• _Task statement_: From the records below, copy out each line that has the word "list".

• _Data records for software interfaces_:
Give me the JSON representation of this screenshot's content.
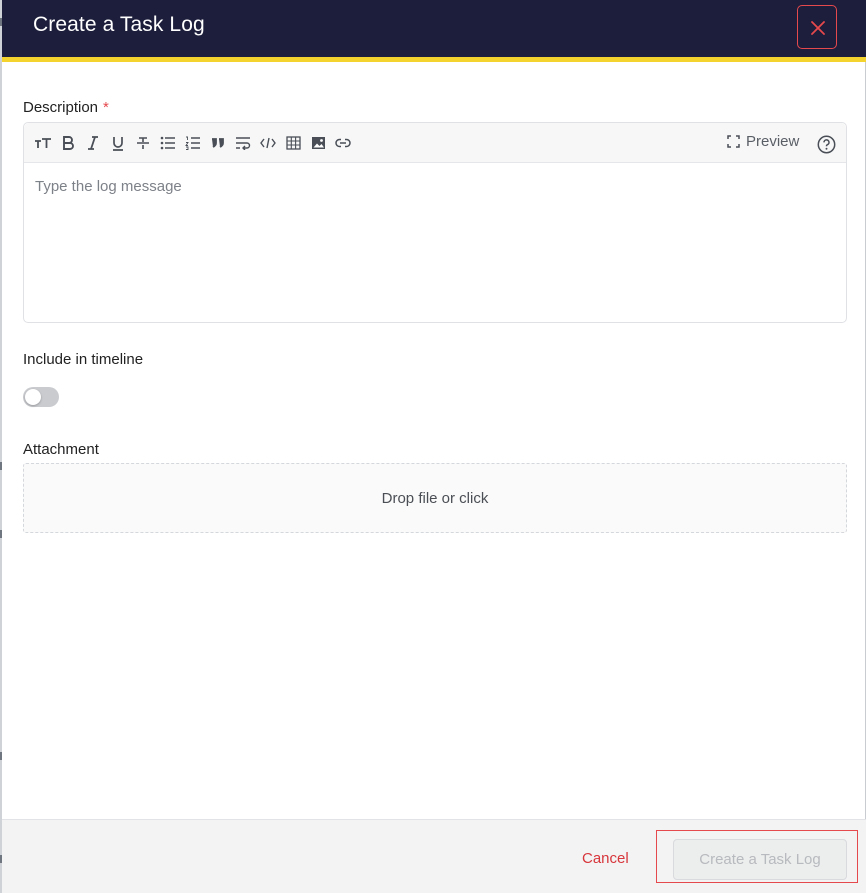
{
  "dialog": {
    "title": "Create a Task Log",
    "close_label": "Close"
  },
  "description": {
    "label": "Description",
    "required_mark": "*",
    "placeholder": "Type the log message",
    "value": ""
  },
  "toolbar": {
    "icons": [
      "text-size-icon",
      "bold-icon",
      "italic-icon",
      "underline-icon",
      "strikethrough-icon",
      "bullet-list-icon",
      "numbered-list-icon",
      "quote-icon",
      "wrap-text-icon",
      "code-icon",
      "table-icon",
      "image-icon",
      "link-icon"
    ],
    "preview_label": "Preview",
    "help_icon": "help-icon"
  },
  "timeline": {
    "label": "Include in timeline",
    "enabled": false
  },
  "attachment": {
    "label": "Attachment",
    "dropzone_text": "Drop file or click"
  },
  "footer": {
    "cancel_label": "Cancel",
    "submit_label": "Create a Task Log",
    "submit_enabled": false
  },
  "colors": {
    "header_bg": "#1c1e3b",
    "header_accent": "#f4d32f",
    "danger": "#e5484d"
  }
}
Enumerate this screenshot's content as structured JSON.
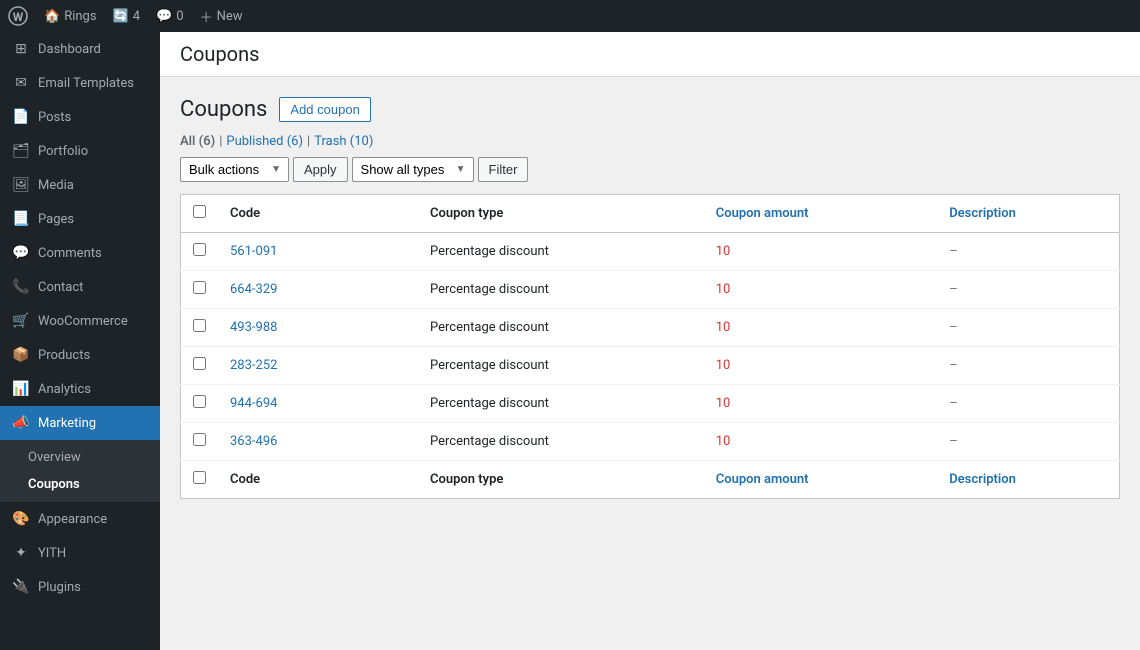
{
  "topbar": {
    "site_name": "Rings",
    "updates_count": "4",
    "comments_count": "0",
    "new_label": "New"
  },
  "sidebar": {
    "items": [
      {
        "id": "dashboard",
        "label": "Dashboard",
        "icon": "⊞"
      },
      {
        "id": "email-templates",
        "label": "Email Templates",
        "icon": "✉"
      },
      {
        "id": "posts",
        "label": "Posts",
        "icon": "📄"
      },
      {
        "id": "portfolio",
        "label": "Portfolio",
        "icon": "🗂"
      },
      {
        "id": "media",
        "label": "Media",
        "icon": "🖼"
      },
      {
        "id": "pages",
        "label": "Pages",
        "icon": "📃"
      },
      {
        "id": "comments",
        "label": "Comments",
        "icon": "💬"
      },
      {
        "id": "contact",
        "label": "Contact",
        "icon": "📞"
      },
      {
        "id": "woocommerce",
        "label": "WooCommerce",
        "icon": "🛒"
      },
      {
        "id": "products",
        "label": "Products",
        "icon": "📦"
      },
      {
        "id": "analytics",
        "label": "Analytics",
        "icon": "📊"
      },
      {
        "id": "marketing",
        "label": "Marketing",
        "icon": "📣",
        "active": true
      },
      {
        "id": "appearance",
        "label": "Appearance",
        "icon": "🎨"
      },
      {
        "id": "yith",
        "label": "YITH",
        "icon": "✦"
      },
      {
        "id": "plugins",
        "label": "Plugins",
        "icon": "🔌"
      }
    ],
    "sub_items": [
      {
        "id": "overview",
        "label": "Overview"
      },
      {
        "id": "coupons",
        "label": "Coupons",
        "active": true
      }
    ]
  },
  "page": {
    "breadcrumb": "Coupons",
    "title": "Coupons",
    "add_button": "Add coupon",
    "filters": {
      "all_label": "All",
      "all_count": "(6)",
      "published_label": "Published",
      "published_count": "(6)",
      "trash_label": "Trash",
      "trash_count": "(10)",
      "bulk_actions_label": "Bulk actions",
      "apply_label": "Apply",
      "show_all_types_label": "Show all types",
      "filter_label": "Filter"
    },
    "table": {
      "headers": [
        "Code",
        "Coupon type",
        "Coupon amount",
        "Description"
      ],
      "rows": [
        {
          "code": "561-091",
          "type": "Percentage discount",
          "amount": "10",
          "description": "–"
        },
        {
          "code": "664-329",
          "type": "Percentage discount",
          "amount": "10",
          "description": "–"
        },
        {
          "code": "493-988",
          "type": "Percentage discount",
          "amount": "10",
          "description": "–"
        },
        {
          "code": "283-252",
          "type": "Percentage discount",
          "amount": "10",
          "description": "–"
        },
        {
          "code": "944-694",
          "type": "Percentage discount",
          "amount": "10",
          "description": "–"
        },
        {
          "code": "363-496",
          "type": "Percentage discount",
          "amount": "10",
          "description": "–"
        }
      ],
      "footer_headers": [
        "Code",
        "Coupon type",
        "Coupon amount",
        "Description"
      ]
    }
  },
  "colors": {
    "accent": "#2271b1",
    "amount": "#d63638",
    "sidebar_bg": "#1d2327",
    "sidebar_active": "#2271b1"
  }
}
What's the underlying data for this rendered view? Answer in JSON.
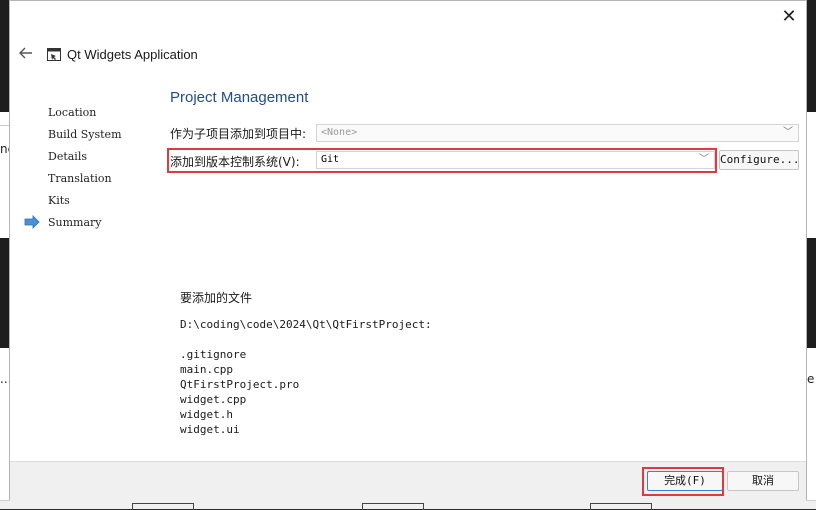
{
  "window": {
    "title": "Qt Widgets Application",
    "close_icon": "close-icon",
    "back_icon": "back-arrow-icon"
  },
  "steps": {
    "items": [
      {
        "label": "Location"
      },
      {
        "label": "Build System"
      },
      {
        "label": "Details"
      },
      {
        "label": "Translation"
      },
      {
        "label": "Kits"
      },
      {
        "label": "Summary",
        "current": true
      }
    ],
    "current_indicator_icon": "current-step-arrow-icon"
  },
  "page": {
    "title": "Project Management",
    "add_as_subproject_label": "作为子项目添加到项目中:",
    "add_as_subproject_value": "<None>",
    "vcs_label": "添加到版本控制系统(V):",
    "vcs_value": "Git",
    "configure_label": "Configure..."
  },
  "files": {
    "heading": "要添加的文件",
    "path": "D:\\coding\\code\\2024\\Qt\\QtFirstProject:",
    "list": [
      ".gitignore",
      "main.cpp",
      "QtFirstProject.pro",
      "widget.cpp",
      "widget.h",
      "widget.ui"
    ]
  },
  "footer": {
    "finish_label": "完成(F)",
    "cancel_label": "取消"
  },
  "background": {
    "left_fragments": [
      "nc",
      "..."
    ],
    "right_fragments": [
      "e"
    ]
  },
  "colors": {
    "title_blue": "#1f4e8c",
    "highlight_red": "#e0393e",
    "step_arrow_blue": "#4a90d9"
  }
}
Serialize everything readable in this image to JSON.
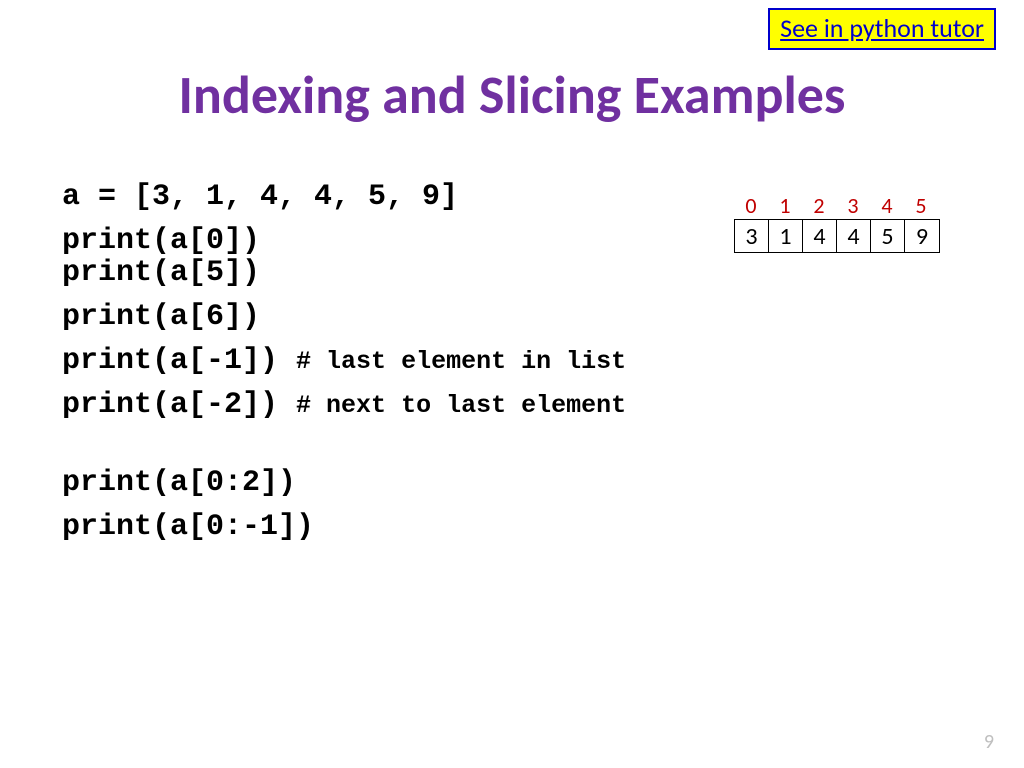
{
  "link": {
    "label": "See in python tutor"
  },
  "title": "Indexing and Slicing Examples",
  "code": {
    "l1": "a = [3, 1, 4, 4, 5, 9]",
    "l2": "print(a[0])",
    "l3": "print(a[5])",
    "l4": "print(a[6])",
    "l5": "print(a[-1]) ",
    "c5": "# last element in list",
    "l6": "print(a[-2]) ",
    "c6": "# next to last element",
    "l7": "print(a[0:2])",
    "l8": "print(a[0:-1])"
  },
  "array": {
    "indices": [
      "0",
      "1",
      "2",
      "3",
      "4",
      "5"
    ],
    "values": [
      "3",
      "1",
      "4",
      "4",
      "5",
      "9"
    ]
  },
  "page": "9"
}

• _Expected answer_:
      "bullet-list-icon",
      "numbered-list-icon",
    "list": [
    "c5": "# last element in list",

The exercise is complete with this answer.